Well.. read on!
AMONG the numerous advantages promised by a well constructed Union, none deserves to be more accurately developed than its tendency to break and control the violence of faction. The friend of popular governments never finds himself so much alarmed for their character and fate, as when he contemplates their propensity to this dangerous vice. He will not fail, therefore, to set a due value on any plan which, without violating the principles to which he is attached, provides a proper cure for it.
There are two methods of curing the mischiefs of faction: the one, by removing its causes; the other, by controlling its effects.
There are again two methods of removing the causes of faction: the one, by destroying the liberty which is essential to its existence; the other, by giving to every citizen the same opinions, the same passions, and the same interests.
The political bourgeoisie failed to understand--or, rather, they did not wish to understand--the importance of the trades union movement.
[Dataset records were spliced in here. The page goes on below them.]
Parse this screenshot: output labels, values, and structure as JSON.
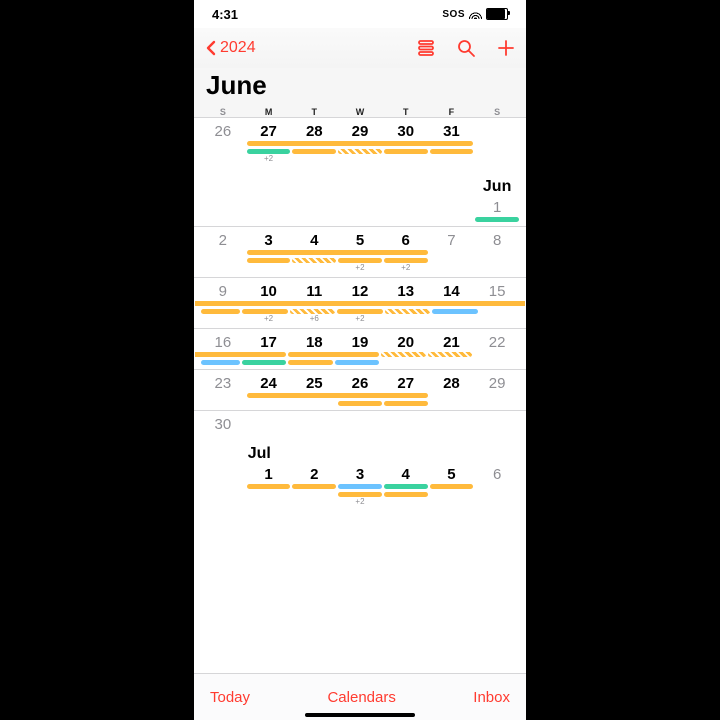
{
  "status": {
    "time": "4:31",
    "sos": "SOS"
  },
  "nav": {
    "back_year": "2024"
  },
  "title": "June",
  "dows": [
    "S",
    "M",
    "T",
    "W",
    "T",
    "F",
    "S"
  ],
  "month_labels": {
    "jun": "Jun",
    "jul": "Jul"
  },
  "weeks": {
    "w0": {
      "d": [
        "26",
        "27",
        "28",
        "29",
        "30",
        "31",
        ""
      ],
      "more": [
        "",
        "+2",
        "",
        "",
        "",
        "",
        ""
      ]
    },
    "w1": {
      "d": [
        "",
        "",
        "",
        "",
        "",
        "",
        "1"
      ]
    },
    "w2": {
      "d": [
        "2",
        "3",
        "4",
        "5",
        "6",
        "7",
        "8"
      ],
      "more": [
        "",
        "",
        "",
        "+2",
        "+2",
        "",
        ""
      ]
    },
    "w3": {
      "d": [
        "9",
        "10",
        "11",
        "12",
        "13",
        "14",
        "15"
      ],
      "more": [
        "",
        "+2",
        "+6",
        "+2",
        "",
        "",
        ""
      ]
    },
    "w4": {
      "d": [
        "16",
        "17",
        "18",
        "19",
        "20",
        "21",
        "22"
      ]
    },
    "w5": {
      "d": [
        "23",
        "24",
        "25",
        "26",
        "27",
        "28",
        "29"
      ]
    },
    "w6": {
      "d": [
        "30",
        "",
        "",
        "",
        "",
        "",
        ""
      ]
    },
    "w7": {
      "d": [
        "",
        "1",
        "2",
        "3",
        "4",
        "5",
        "6"
      ],
      "more": [
        "",
        "",
        "",
        "+2",
        "",
        "",
        ""
      ]
    }
  },
  "bottom": {
    "today": "Today",
    "calendars": "Calendars",
    "inbox": "Inbox"
  }
}
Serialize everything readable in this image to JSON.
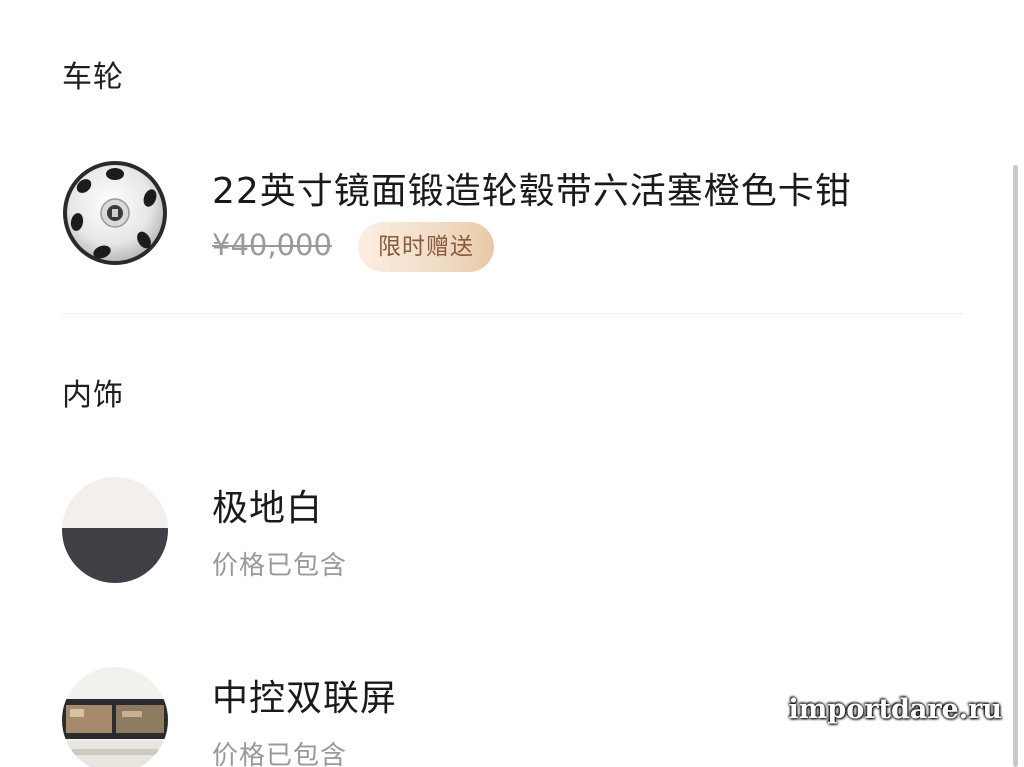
{
  "sections": {
    "wheels": {
      "title": "车轮",
      "item": {
        "thumb_icon": "wheel-rim-icon",
        "name": "22英寸镜面锻造轮毂带六活塞橙色卡钳",
        "old_price": "¥40,000",
        "badge": "限时赠送"
      }
    },
    "interior": {
      "title": "内饰",
      "items": [
        {
          "thumb_icon": "color-swatch-icon",
          "name": "极地白",
          "note": "价格已包含",
          "swatch_colors": [
            "#f2efec",
            "#3e4046"
          ]
        },
        {
          "thumb_icon": "dashboard-screen-icon",
          "name": "中控双联屏",
          "note": "价格已包含"
        }
      ]
    }
  },
  "watermark": "importdare.ru",
  "colors": {
    "badge_text": "#8a5a3a",
    "badge_bg_start": "#fbeee2",
    "badge_bg_end": "#e8c9a8",
    "muted_text": "#999999"
  }
}
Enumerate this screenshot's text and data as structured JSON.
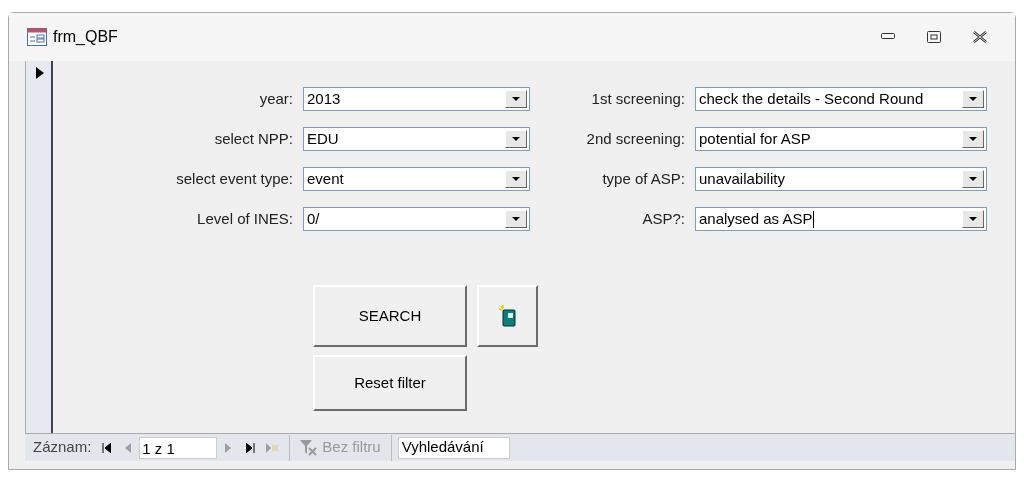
{
  "window": {
    "title": "frm_QBF"
  },
  "left_fields": [
    {
      "label": "year:",
      "value": "2013",
      "focused": false
    },
    {
      "label": "select NPP:",
      "value": "EDU",
      "focused": false
    },
    {
      "label": "select event type:",
      "value": "event",
      "focused": false
    },
    {
      "label": "Level of INES:",
      "value": "0/",
      "focused": false
    }
  ],
  "right_fields": [
    {
      "label": "1st screening:",
      "value": "check the details - Second Round",
      "focused": false
    },
    {
      "label": "2nd screening:",
      "value": "potential for ASP",
      "focused": false
    },
    {
      "label": "type of ASP:",
      "value": "unavailability",
      "focused": false
    },
    {
      "label": "ASP?:",
      "value": "analysed as ASP",
      "focused": true
    }
  ],
  "buttons": [
    {
      "kind": "text",
      "label": "SEARCH"
    },
    {
      "kind": "icon"
    },
    {
      "kind": "text",
      "label": "Reset filter"
    }
  ],
  "navigation": {
    "label": "Záznam:",
    "record": "1 z 1",
    "first_disabled": false,
    "prev_disabled": true,
    "next_disabled": true,
    "last_disabled": false,
    "new_disabled": true,
    "filter": {
      "label": "Bez filtru",
      "disabled": true
    },
    "search": {
      "placeholder": "Vyhledávání"
    }
  }
}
The Social Democrats accordingly seized the advantage offered them by this mistaken policy and took the labour movement under their exclusive protection, without any protest from the other side. In this way they established for themselves a solid bulwark behind which they could safely retire whenever the struggle assumed a critical aspect. Thus the genuine purpose of the movement gradually fell into oblivion, and was replaced by new objectives. For the Social Democrats never troubled themselves to respect and uphold the original purpose for which the trade unionist movement was founded. They simply took over the Movement, lock, stock and barrel, to serve their own political ends. Within a few decades the Trades Union Movement was transformed, by the expert hand of Social Democracy, from an instrument which had been originally fashioned for the defence of human rights into an instrument for the destruction of the national economic structure. The interests of the working class were not allowed for a moment to cross the path of this purpose; for in politics the application of economic pressure is always possible if the one side be sufficiently unscrupulous and the other sufficiently inert and docile. In this case both conditions were fulfilled.